by Cat McAlpine
Henrietta (Kimberley Datnow) is fumbling through life as an almost stand-up comedian in her mid-20s. She’s not very tactful, she’s definitely a mess, and she can’t address a group of people without holding a prop microphone (or pencil). Also, her dad just died.
Skyping into her father’s funeral with her one-night stand in tow seems like the tip of Henrietta’s daddy issues iceberg.
But we never learn about Henrietta’s father or her relationship with him. He leaves her his LA home, trusts her with a board position at his company, and writes her an ominous letter threatening that if she can’t turn things around, his whole life will have been wasted. Henri proceeds to drink and smoke her way through the rest of the film, bumbling about without making too many revelations or relationships.
Penned by John Cox and Amy Datnow, the story follows three different college friends as they try to figure out what they want. Henrietta is taking another stab at comedy. Alice (Alice Carroll Johnson) waffles in her relationship and tries to find a new career in the gig economy. Nolan (Tanner Rittenhouse) has taken five years to finish a deck project and can’t get his girlfriend to take him seriously. While all three characters build relationships with one another, they rarely connect to discuss or help with each other’s struggles. This general lack of connection and fluidity plagues the whole of Daddy Issues.
The story lacks momentum. Moments meant to be absurd or wacky stay dry, shot and edited with the same pace as the lonely and sad portions of the film. The funniest moments are often small asides that feel like improv from secondary characters.
Director Laura Holliday’s experience is mainly in shorts, as you might guess. She focuses well on small moments, like a brewing cup of tea, but loses pace in bigger scenes.

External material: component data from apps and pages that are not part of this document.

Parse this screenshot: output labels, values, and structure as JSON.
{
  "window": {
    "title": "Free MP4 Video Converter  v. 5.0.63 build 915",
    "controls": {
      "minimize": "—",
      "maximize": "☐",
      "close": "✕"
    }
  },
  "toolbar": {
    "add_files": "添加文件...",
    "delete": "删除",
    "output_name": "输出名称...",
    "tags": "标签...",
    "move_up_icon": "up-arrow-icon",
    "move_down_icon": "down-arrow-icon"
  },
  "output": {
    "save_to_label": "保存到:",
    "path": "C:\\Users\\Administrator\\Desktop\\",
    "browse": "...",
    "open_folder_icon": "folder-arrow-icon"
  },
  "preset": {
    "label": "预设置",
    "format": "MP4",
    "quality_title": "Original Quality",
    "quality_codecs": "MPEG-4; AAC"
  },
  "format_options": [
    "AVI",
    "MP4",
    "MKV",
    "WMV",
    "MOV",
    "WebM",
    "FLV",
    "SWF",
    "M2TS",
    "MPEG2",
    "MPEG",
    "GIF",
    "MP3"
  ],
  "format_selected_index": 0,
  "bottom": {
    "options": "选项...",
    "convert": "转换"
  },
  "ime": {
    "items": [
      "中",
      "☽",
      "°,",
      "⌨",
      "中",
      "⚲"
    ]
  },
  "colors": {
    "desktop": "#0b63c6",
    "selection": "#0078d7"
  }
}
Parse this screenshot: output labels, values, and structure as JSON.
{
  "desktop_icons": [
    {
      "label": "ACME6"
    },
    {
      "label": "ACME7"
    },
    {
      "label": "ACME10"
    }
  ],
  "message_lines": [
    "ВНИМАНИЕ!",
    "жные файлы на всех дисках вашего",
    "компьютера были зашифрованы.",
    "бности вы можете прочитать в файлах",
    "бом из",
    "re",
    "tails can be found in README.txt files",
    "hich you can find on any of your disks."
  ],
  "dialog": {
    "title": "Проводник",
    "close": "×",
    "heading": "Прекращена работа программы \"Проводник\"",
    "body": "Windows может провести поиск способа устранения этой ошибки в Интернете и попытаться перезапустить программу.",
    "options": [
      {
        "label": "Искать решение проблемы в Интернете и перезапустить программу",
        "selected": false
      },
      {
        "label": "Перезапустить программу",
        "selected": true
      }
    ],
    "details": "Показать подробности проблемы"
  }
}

Daddy Issues spends too much time being lost in itself, and we miss most of the resolutions. Other important moments come too late in the story and feel rushed. While it skillfully captures the essence of being at a loss with what comes next, the film suffers from the same nervous halting as its protagonists.
Streaming on Shudder.
by Hope Madden
Hey, are you squeamish?
Does Shudder have the movie for you!
It’s hard to do zombies well anymore. Mainly, you have to either come up with an entirely novel concept or hope that the bloody mayhem works in your favor.
In Yummy, the concept is only marginally original, but the bloody mayhem is more than on target. Co-writer/director Lars Damoiseaux assaults your gag reflex with a viscous mess of a horror flick. Blood and entrails, of course, but expect a pretty inspired use of pus, liquid body fat, tendons and other tissues and goos.
It makes for some slick surfaces, I tell you what! Plus some unexpected little monsters keep things interesting and fun.
Set inside a cut-rate Eastern European cosmetic surgery clinic, the film follows a mother, daughter and her boyfriend into a very bad decision. Mom (Annick Christiaens) is after a series of nips and tucks; daughter Alison (Maaike Neuville) wants breast reduction; boyfriend Michael (Bart Hollanders) is just a good dude willing to drive everyone even though he’s afraid of blood.
Here is a ripe premise for horror. Mom is a Cronenberg-esque vehicle for body horror as well as vanity shaming. Alison provides comedic possibilities (no one in the clinic can begin to understand her point of view). Hemophobic Michael offers the clear hero’s arc. (Or he’ll simply die of shock by the gooey second reel.)
And no, it’s not incredibly novel—zombie movies so rarely are. But it’s smart, witty and fun. Damoiseaux accomplishes much with his budget. Practical effects are great, performances are delightful, and nothing beats a little well-placed Stooges. (The band, not the knuckleheads.)
Yummy represents Damoiseaux’s feature debut as director and writer, but he’s garnered attention and awards for years with his work in shorts. Award winning co-writer Eveline Hagenbeek (Rokjesdag) channels her affinity for conversational comedy into a script that may follow a familiar structure but delivers a believable, funny edge that the game ensemble takes advantage of.
Their collaboration is no masterpiece, but it is a lot of sloppy fun.